*Exercise directions*:
Whenever a line of the listing contains the string "size", return that line.

*Dataset excerpts*:
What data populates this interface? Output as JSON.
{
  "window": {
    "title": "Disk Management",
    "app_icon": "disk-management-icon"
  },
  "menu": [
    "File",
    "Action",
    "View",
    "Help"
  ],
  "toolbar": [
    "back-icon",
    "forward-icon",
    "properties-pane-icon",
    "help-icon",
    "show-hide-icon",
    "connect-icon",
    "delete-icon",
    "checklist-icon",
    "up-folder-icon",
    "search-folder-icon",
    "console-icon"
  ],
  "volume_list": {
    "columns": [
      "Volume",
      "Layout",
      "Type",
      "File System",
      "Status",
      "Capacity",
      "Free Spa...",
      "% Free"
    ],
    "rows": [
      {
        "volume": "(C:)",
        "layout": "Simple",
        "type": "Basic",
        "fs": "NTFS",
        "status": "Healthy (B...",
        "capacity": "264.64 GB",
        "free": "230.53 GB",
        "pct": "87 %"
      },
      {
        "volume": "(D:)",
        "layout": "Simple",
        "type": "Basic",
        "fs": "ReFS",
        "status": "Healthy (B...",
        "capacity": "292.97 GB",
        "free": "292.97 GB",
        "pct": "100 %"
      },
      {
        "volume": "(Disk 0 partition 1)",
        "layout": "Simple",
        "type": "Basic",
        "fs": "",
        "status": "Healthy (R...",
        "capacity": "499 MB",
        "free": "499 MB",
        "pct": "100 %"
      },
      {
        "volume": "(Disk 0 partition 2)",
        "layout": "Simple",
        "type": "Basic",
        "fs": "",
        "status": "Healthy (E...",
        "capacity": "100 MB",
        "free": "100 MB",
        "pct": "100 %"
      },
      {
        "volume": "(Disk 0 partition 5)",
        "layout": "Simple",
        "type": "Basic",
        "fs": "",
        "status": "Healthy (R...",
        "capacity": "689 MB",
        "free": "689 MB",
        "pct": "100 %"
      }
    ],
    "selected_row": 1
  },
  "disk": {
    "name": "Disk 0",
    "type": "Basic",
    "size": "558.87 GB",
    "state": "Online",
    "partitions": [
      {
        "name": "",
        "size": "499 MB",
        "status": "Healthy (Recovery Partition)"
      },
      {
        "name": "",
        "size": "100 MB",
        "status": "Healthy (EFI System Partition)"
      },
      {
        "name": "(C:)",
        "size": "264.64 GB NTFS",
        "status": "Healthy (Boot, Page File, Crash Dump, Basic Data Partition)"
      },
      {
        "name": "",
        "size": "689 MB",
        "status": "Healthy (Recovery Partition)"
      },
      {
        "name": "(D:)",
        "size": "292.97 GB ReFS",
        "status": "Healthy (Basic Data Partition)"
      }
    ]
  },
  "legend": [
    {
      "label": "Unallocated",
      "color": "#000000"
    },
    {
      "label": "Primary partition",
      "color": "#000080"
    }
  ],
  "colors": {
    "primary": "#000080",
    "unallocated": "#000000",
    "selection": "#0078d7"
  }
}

*Solution for this exercise*:
    "size": "558.87 GB",
        "size": "499 MB",
        "size": "100 MB",
        "size": "264.64 GB NTFS",
        "size": "689 MB",
        "size": "292.97 GB ReFS",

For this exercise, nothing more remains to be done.